IN the aftermath of the shock announcement of the establishment of relations between Israel and the UAE, there is feverish speculation about which Arab/Muslim country will be next to forge ties with the Zionist state.
Beyond the realm of conjecture, none other than the president of the US has confirmed that this process has begun, and it is a matter of when, not if. The US “believes that more Arab and Muslim countries will follow” the UAE’s lead, reads a White House statement.
Bahrain is believed to be next in line, while Jared Kushner, Donald Trump’s son-in-law and his Middle East emissary, told American media that “it is an inevitability that Saudi Arabia and Israel will have fully normalised relations. ...” However, Riyadh itself has, till now, kept silent on Abu Dhabi’s latest move.
For Pakistan, the million-dollar question remains how to react to these fast-changing geopolitical realities, especially if most of our Arab brothers decide to cast their lot with Israel. The Foreign Office’s reaction to the UAE-Israel deal has been described as ambiguous. This is to be expected, for the Emiratis are close partners of this country, politically and economically.

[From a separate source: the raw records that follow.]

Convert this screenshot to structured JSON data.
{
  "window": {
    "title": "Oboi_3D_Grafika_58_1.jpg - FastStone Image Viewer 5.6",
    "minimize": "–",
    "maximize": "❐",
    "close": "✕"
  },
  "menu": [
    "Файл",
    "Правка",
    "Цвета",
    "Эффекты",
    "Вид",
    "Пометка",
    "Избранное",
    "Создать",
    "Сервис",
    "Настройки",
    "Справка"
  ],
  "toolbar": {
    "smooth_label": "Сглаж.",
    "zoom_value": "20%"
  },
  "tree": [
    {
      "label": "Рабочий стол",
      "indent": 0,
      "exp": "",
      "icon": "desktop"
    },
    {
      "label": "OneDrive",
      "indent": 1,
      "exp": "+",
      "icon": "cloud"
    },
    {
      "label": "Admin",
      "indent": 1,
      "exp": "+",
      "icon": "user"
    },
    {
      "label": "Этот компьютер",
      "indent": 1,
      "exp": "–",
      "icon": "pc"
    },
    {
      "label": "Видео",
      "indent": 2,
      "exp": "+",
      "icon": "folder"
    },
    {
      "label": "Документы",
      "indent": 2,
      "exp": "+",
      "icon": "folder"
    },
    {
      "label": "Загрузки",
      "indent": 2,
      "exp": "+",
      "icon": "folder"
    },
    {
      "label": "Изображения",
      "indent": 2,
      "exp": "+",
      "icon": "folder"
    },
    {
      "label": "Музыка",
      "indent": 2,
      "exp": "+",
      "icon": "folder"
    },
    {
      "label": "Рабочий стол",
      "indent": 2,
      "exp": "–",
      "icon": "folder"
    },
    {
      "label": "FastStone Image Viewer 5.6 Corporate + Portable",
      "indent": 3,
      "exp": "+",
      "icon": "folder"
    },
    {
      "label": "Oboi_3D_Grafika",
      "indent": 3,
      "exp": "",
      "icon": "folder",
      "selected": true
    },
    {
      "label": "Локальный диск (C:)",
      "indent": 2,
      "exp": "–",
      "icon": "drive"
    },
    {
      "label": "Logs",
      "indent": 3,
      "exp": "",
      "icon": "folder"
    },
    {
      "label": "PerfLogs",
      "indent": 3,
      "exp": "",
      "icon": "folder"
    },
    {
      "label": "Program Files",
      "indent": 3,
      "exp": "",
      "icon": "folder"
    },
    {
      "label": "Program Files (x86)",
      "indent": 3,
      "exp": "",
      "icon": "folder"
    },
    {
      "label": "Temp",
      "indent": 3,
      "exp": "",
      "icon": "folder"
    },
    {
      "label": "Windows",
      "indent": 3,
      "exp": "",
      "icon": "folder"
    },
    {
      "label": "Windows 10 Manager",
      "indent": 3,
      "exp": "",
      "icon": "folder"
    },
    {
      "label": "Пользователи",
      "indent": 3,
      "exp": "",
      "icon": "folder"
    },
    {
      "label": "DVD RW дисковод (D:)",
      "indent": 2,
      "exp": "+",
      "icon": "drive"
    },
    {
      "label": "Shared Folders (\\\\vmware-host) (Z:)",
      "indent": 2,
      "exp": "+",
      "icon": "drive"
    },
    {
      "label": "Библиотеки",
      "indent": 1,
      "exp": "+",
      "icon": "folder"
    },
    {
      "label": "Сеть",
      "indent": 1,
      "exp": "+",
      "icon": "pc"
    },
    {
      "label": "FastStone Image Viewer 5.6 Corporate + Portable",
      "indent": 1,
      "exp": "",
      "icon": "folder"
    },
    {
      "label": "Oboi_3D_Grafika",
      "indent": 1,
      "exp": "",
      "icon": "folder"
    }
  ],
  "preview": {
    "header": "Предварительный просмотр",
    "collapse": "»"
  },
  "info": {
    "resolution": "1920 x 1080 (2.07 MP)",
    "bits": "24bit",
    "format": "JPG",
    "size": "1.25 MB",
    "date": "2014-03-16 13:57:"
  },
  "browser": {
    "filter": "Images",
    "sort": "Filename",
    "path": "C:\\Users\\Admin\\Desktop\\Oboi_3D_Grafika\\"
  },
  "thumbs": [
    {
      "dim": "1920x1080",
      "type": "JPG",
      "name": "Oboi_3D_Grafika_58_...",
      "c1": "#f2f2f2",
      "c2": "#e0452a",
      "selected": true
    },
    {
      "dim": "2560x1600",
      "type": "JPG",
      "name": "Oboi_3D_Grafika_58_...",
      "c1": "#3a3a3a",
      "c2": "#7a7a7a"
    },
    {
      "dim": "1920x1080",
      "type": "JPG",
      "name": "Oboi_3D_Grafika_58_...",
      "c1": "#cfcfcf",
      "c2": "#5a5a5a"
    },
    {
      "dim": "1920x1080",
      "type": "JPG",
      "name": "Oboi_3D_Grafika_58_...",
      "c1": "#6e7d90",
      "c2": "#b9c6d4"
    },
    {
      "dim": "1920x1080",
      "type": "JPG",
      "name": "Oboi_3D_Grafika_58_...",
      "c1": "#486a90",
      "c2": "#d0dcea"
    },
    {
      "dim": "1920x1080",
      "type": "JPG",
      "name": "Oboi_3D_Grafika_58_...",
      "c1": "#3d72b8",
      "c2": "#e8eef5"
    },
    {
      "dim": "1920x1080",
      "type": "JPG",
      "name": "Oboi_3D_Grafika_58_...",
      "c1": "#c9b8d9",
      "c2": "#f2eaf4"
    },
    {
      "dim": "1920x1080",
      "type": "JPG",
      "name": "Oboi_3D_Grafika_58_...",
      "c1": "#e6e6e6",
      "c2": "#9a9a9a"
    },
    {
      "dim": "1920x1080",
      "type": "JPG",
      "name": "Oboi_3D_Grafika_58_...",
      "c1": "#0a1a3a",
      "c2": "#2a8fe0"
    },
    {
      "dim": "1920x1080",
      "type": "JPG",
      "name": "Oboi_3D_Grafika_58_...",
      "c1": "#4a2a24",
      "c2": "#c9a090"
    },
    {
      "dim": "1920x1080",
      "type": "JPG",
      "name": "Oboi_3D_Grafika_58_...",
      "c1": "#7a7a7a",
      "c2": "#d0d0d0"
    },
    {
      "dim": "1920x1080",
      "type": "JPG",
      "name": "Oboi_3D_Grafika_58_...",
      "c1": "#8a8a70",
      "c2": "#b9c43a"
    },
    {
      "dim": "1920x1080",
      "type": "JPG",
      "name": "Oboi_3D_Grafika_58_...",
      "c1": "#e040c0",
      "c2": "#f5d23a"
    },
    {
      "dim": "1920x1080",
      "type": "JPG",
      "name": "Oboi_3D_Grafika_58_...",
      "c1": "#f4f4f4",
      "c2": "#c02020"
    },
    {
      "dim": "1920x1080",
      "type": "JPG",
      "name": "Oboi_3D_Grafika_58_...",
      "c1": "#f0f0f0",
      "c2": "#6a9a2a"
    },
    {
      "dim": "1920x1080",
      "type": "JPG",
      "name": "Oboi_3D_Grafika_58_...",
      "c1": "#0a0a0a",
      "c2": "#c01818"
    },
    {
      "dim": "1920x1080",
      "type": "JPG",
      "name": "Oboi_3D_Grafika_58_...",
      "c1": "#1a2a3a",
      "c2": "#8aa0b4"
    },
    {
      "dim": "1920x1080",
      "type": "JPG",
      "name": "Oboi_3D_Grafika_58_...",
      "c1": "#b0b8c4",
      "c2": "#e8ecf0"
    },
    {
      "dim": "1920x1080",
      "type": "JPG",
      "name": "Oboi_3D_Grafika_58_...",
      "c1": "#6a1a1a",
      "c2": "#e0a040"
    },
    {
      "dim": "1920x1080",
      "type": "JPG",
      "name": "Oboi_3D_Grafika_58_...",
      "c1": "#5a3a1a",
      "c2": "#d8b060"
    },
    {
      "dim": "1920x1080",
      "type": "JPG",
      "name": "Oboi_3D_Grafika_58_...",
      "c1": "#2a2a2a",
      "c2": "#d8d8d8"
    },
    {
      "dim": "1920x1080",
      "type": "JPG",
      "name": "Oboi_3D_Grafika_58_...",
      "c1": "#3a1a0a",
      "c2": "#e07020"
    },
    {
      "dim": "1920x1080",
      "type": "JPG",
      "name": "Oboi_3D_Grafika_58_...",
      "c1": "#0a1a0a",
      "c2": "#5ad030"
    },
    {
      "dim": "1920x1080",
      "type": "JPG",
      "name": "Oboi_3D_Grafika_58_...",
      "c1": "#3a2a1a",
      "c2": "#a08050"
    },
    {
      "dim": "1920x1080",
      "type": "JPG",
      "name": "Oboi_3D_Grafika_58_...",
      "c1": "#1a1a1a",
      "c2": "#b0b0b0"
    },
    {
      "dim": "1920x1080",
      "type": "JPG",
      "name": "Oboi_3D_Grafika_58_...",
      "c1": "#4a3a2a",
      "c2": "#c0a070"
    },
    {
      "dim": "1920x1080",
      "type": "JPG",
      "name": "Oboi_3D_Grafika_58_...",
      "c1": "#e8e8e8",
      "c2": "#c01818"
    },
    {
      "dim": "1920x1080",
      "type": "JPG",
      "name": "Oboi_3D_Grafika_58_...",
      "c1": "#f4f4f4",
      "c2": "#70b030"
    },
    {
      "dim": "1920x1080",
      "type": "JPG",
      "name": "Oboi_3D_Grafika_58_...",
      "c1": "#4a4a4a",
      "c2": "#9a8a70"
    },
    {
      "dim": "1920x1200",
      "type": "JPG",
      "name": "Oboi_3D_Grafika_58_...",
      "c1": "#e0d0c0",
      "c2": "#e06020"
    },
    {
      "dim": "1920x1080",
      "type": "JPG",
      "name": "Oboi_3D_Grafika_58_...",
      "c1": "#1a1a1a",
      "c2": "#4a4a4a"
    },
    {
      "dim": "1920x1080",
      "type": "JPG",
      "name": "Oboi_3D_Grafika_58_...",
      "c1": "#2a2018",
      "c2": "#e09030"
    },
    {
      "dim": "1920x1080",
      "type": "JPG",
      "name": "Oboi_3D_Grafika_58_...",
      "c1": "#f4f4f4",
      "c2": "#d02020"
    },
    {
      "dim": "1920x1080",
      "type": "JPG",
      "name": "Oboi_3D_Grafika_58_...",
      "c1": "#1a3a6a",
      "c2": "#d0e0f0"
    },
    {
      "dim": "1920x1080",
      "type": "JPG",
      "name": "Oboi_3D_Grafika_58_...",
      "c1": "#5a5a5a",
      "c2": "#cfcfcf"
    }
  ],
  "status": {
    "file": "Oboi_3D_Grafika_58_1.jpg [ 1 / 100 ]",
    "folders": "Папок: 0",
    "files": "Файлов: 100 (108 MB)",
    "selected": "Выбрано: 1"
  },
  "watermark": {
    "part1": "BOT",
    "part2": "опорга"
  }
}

The FO has said the deal will have “far-reaching” implications, though it reiterated that this country’s approach will be guided by how the “Palestinians’ rights and aspirations are upheld”. Observers were quick to point out that the language of the statement was vague, as Pakistan had always demanded Israel withdraw to the pre-1967 borders, and that Al Quds be the Palestinian capital.

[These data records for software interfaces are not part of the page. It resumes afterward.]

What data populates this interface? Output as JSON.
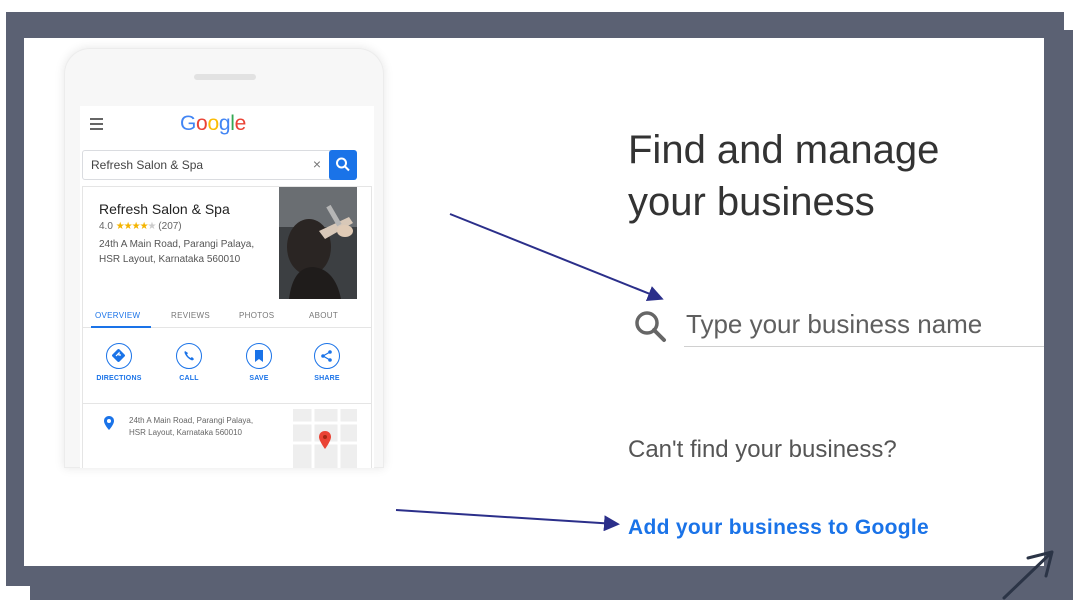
{
  "phone": {
    "google_logo": [
      {
        "ch": "G",
        "color": "#4285F4"
      },
      {
        "ch": "o",
        "color": "#EA4335"
      },
      {
        "ch": "o",
        "color": "#FBBC05"
      },
      {
        "ch": "g",
        "color": "#4285F4"
      },
      {
        "ch": "l",
        "color": "#34A853"
      },
      {
        "ch": "e",
        "color": "#EA4335"
      }
    ],
    "search_query": "Refresh Salon & Spa",
    "clear_glyph": "×",
    "business": {
      "name": "Refresh Salon & Spa",
      "rating": "4.0",
      "stars_filled": "★★★★",
      "stars_empty": "★",
      "reviews": "(207)",
      "address": "24th A Main Road, Parangi Palaya, HSR Layout, Karnataka 560010"
    },
    "tabs": [
      "OVERVIEW",
      "REVIEWS",
      "PHOTOS",
      "ABOUT"
    ],
    "actions": [
      "DIRECTIONS",
      "CALL",
      "SAVE",
      "SHARE"
    ],
    "address_row": "24th A Main Road, Parangi Palaya, HSR Layout, Karnataka 560010"
  },
  "main": {
    "headline": "Find and manage your business",
    "search_placeholder": "Type your business name",
    "cant_find": "Can't find your business?",
    "add_link": "Add your business to Google"
  },
  "colors": {
    "frame": "#5b6173",
    "accent": "#1a73e8",
    "arrow": "#2b2f8a"
  }
}
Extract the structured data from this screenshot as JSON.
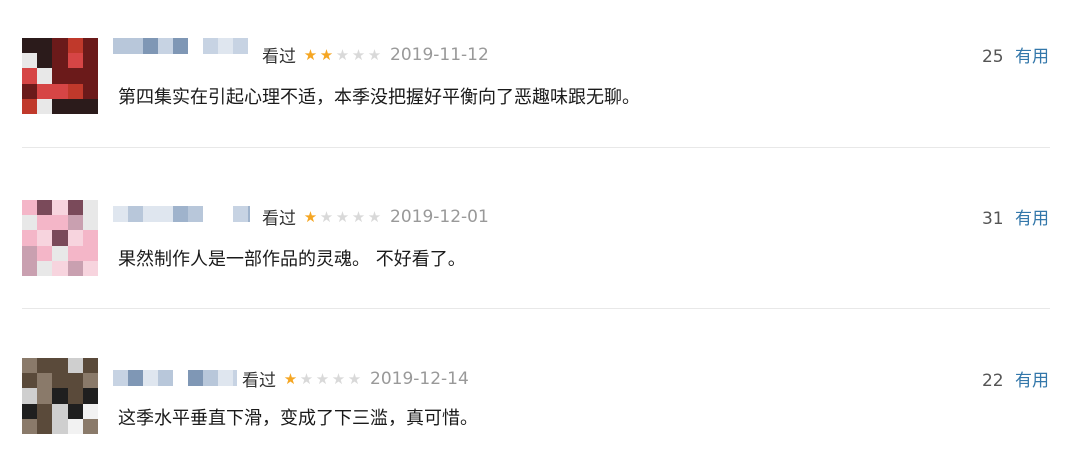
{
  "comments": [
    {
      "status": "看过",
      "rating": 2,
      "max_rating": 5,
      "date": "2019-11-12",
      "text": "第四集实在引起心理不适，本季没把握好平衡向了恶趣味跟无聊。",
      "votes": "25",
      "useful_label": "有用",
      "avatar_palette": [
        "#c0392b",
        "#e8e8e8",
        "#2b1b1b",
        "#d64545",
        "#6b1a1a"
      ]
    },
    {
      "status": "看过",
      "rating": 1,
      "max_rating": 5,
      "date": "2019-12-01",
      "text": "果然制作人是一部作品的灵魂。 不好看了。",
      "votes": "31",
      "useful_label": "有用",
      "avatar_palette": [
        "#f4b6c8",
        "#e8e8e8",
        "#c9a0b0",
        "#f7d4de",
        "#7a4a5a"
      ]
    },
    {
      "status": "看过",
      "rating": 1,
      "max_rating": 5,
      "date": "2019-12-14",
      "text": "这季水平垂直下滑，变成了下三滥，真可惜。",
      "votes": "22",
      "useful_label": "有用",
      "avatar_palette": [
        "#1f1f1f",
        "#f2f2f2",
        "#5a4a3a",
        "#cfcfcf",
        "#8a7a6a"
      ]
    }
  ],
  "colors": {
    "star_on": "#f5a623",
    "star_off": "#d9d9d9",
    "useful_link": "#3377aa",
    "date": "#999999"
  }
}
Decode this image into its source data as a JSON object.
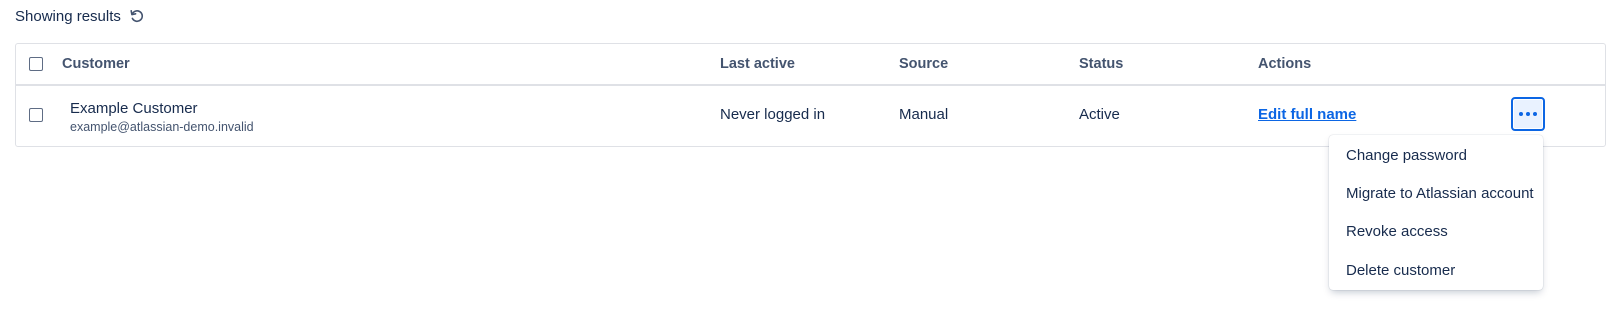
{
  "results": {
    "label": "Showing results",
    "refresh_icon": "refresh-icon"
  },
  "table": {
    "columns": {
      "customer": "Customer",
      "last_active": "Last active",
      "source": "Source",
      "status": "Status",
      "actions": "Actions"
    },
    "rows": [
      {
        "name": "Example Customer",
        "email": "example@atlassian-demo.invalid",
        "last_active": "Never logged in",
        "source": "Manual",
        "status": "Active",
        "action_link": "Edit full name"
      }
    ]
  },
  "menu": {
    "items": [
      "Change password",
      "Migrate to Atlassian account",
      "Revoke access",
      "Delete customer"
    ]
  },
  "colors": {
    "accent": "#0c66e4",
    "text": "#172b4d",
    "subtle": "#44546f",
    "border": "#dfe1e6"
  }
}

Beyond generalities, the time is not far when Pakistan will have to take a firm stand on this issue, and if more Gulf Arabs decide to recognise Israel, there will be tremendous pressure on this country from our ‘friends’ in Washington and the Gulf to follow suit.
During the Musharraf era, the idea of establishing ties with Israel was floated, with the then foreign minister meeting his Israeli counterpart in 2005. However, those plans were quickly shelved when the general sensed the public mood here was not ready to accept ties with Tel Aviv.

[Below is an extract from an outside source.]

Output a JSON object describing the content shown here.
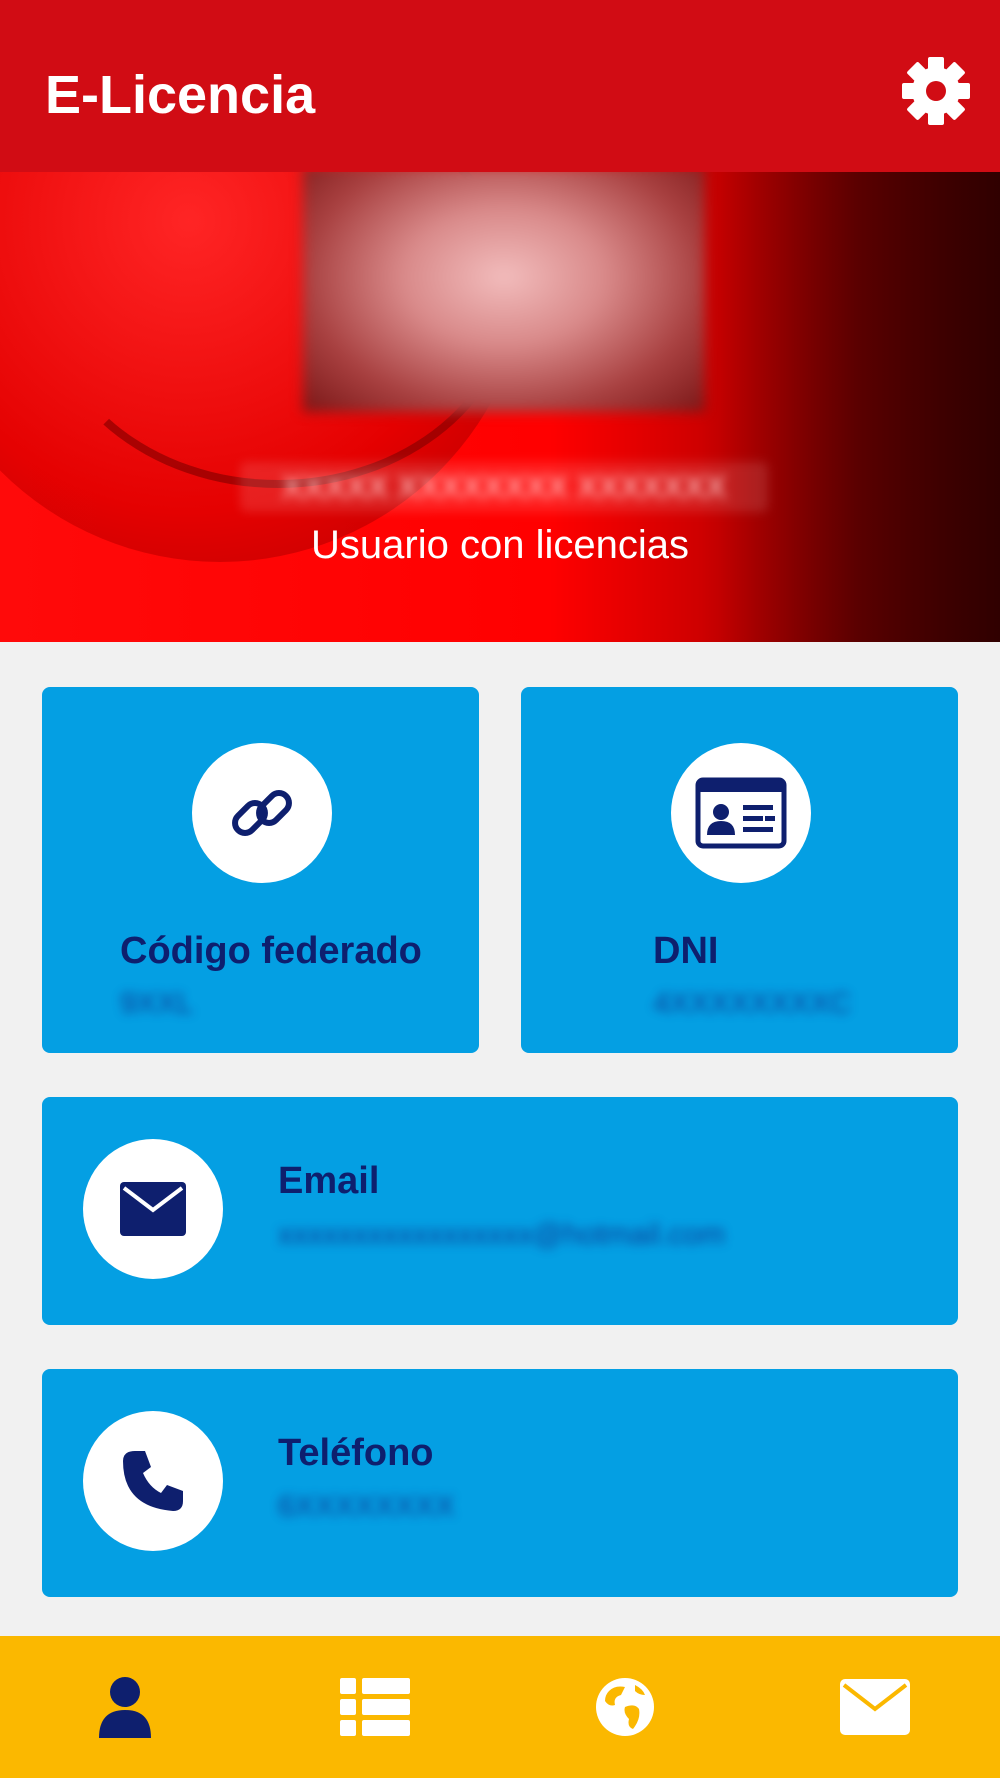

Now, again there is debate about how to proceed. There should be a thorough discussion on the national level on the pros and cons of establishing ties with Israel. However, a few ground realities must be kept in mind. Any such move should be conditioned on Israel ending its brutal treatment of the Palestinians, and moving back to the pre-1967 borders. Without such assurances, Pakistan would join others in rewarding Israel for its blatant disregard for human rights.
Moreover, if Israel is embraced by the Muslim world without a just resolution to the Palestine question, the Kashmir cause will also suffer, as India will be further emboldened to crush the Kashmiris. Pakistan must make a decision in a democratic manner, guided by its long-standing support for the fundamental rights of the Palestinians.
Published in Dawn, August 16th, 2020